ASM syntax

A lil' bit of context

To help you understand ASM, let's first talk about what it is. Basically, ASM is raw CPU instructions. You're literally writing directives for the CPU.
ASM is not a language, but a class of languages; rather, there is one ASM language per CPU in existence. The reason is that, for example, GBz80 ASM is the ASM language understood by the GB's CPU, the GBz80. Similarly, x86 ASM is the ASM understood by the x86 family of CPUs.

From now on, though, "ASM" will refer to "GB ASM", "GBz80 ASM", "LR35902 ASM" and any other synonym.

Here is a snippet of ASM, just to give you a taste.

Start:
    di

    cp a, $11 ; Compare value left by boot ROM
    jr nz, .notGBC
    ld a, 1
    jr .gotConsoleType

.notGBC
    xor a

.gotConsoleType
    ldh [hConsoleType], a ; Store console type for later checking (in FFFE, to avoid clearing)

    xor a
    ldh [rLCDC], a ; Shut LCD down

    ; Clear HRAM, except console type
    ld c, $FD
.clearHRAM
    ld [$ff00+c], a
    dec c
    bit 7, c
    jr nz, .clearHRAM

If you're familiar with C, this snippet is more or less this:

    a = a == 0x11 ? 1 : 0;
    *hConsoleType = a;

    a = 0;
    *LCDC = a;

    c = 0xFD;
    do {
        *c = a;
        c--;
    } while(c & 0x80);

We'll see the point of this snippet in a moment. For now, we're going to use it as an example of how ASM is written, so its purpose is irrelevant (though it will be explained later).

A line of ASM

To explain how ASM is written, we'll analyze one line of the lines of the snippet presented above:

cp a, $11 ; Compare value left by boot ROM
.

This line is split in two by the half-colon (;). To its left is the instruction; to its right is the comment.

A comment can be anything, and is ignored by the compiler (and thus aren't included in the final ROM): the point is to provide context to some code. Comments are optional, and can also be alone on their line.

Let's take a closer look at the instruction: cp a, $11. The first part, cp, is the instruction proper. The second part, a, $11 is a comma-separated list of operands. Thus, the two operands here are a and $11. Some instructions don't take any operands (di), some may take a different number of them (jr nz, .notGBC versus jr .gotConsoleType).

We will learn instructions as we discover some concepts. For now, you don't need to know what the instructions below do -- in fact, the programs are nonsensical, they're just here as syntax examples.

Labels

You may have noticed that some lines deviate from this rule: Start: and .notGBC, for example. These are labels. A label simply designates a memory address, the one where the following instruction is located. Labels can be on the same line as an instruction and/or a comment. Labels may optionally be followed by a colon. I really recommend putting a colon always, it helps with readability.

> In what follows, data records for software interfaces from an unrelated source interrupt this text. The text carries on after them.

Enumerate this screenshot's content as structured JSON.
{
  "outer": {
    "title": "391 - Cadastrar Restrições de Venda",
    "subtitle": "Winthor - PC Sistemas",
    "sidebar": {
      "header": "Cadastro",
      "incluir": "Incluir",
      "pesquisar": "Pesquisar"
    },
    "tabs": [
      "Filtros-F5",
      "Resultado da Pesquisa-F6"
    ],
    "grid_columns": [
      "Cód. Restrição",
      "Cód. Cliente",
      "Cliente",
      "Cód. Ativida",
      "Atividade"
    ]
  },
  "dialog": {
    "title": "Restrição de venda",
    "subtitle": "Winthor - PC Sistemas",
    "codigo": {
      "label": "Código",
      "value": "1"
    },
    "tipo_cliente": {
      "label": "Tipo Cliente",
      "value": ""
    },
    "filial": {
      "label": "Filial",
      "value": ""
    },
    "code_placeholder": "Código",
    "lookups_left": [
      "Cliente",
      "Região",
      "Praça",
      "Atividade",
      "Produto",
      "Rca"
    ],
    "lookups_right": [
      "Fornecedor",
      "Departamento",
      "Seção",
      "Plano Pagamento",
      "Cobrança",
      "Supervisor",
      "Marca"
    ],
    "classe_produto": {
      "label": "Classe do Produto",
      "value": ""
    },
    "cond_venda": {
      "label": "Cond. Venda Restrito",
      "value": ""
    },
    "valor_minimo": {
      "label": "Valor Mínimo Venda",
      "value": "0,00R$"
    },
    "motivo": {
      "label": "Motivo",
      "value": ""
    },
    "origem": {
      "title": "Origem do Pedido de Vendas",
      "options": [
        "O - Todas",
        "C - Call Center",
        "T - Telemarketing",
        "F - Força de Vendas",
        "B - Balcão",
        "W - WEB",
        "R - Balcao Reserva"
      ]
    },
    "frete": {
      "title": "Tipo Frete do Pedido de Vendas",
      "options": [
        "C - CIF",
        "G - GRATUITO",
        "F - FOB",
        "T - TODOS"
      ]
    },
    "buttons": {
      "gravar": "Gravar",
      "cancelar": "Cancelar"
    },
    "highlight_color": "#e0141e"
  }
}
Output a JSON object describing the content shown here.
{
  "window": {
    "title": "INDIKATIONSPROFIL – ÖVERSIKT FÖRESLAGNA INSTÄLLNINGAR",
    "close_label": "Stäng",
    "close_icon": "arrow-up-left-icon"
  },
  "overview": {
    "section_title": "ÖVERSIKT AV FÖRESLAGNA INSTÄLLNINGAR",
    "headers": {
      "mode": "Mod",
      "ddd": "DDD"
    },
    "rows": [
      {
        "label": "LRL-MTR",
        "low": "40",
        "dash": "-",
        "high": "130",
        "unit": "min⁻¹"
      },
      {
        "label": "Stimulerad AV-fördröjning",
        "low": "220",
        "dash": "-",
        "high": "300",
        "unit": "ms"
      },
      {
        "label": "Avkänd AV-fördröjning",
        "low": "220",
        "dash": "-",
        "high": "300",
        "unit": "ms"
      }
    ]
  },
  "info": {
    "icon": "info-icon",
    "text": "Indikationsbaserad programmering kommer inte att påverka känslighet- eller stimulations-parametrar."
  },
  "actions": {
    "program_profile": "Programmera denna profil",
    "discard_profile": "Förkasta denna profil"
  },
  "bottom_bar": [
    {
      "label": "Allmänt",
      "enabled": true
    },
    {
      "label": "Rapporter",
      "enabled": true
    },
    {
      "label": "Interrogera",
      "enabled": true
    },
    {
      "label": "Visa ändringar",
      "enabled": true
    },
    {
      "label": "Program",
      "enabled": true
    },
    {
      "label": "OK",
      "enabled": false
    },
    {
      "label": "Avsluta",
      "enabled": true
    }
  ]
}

; These 3 labels are the same. Useful for aliasing, for example.
Label:; You don't have to separate with spaces. Cool!
OtherLabel

Eh: db $FE ; You can have all three on the same line!


Label: ; RGBDS will complain that you defined this twice

It's of course invalid to create two labels with the same name. It's actually fairly annoying when it happens, because RGBDS tends to not give you line numbers in the error message. Cue heavy Ctrl+F and/or grep in your project files.

But then what about these other labels starting with a dot? These are local labels. Basically, a local label is only accessible inside its global label. Here's an example for clarity:

.alone ; BAD: no global label declared before it

GlobalLabel:
    ld hl, .local ; Refers to the "db $FF"'s address

.local
    db $FF

    ld e, a ; More stuff, who cares!


AnotherGlobalLabel:
    ld a, e

.local
    ld sp, $E000

    dw .local ; Refers to the "ld sp, $E000"'s address


DontDoThis:

.duplicate ; You can define a local label at the beginning of its "block".
    ld b, b
.duplicate ; BAD: twice the same name!

Note that since labels refer to memory locations, they're just numbers. Thus, you can perform arithmetics with labels!

    ld bc, DataEnd - Data ; Gets the length of a block of data, for example

    ; (...)

Data:
    ; Some data here
DataEnd:

Tricky Tabs!

This one is an annoying tidbit. Basically, RGBDS is very touchy about tabs. Rest assured, you can use tabs (\t) or spaces alike, even mix both, it doesn't care. You can even be inconsistent! No, the problem lies in labels and instructions.

Rule #1: labels must be at the beginning of the line.

Good:

    Bad: ; RGBDS will complain, probably about a macro not being defined. Don't worry, it will make sense later.
 OhNo: ; Same

Rule #2: instructions may not be at the beginning of the line.

    ld a, Good

cp Bad ; Oh no

Rule #3: comments... are don't care.

Alright, in the next page, we'll learn our first instruction!